The Penn State Board of Trustees on Friday approved a contract extension for President Eric Barron.
His contract has been extended through June 30, 2022. Barron has been Penn State's president since May 2014, with his original five-year contract set to expire next year.
Barron is leading "A Greater Penn State for the 21st Century Excellence" campaign, which has a goal of raising $1.6 billion by 2022 and has so far raised almost $660 million, according to the university.
"President Barron has done an outstanding job of leading this great university and Penn State continues to make impressive strides under his direction," Mark Dambly, chairman of the Board of Trustees, said in a university press release. "He has been a force for positive change over the past four years and by extending his contract we ensure continued stability, academic quality and tremendous leadership."
Barron's current salary is $834,364, and his salary will be reviewed annually and considered for increase, said Keith Masser, trustee and chairman of the compensation committee, which recommended the extended contract.
A $200,000 retention payment will be paid at the end of each contract year (June 30), he said.
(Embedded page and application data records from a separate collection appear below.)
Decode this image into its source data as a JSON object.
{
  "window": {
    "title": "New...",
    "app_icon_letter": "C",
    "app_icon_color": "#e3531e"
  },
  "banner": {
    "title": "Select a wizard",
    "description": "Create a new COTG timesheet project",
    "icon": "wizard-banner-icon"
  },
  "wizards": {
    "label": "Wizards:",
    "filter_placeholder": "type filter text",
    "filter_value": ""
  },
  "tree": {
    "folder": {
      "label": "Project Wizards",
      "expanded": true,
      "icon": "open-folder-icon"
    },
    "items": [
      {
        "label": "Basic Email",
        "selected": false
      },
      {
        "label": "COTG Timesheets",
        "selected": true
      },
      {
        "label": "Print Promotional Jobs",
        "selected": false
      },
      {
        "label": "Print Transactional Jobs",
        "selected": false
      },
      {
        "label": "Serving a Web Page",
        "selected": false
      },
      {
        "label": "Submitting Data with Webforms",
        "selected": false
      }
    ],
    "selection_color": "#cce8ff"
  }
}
Additionally, $800,000 of the $1 million completion payment that was contained in his original 2014 contract will be deemed to have been earned June 30 of this year.
A $800,000 completion payment will be paid once he reaches the end of his extended term on June 30, 2022, he said.
Several trustees expressed their disappointment on the process that resulted in the decision to extend Barron's contract.
"We're faced with making the most important decision that the board can make, and in my estimation and my estimation only, we're making it based almost exclusively on the work, input and recommendations of a five-person committee that worked not inclusively or openly or collaboratively, instead privately behind a committee curtain away from the board at large. In my estimation, that's the antithesis of good and transparent governance," said William Oldsey, an alumni-elected trustee.
He said his criticism has "absolutely nothing" to do with Barron or his performance, saying his criticism is aimed solely at the process and that he'll continue to be supportive of Barron.
Ultimately, 30 trustees voted in favor, two voted against (Ted Brown and Jay Paterno) and three abstained (Anthony Lubrano, Oldsey and Alice Pope). The five trustees who either voted no or abstained are all alumni-elected trustees.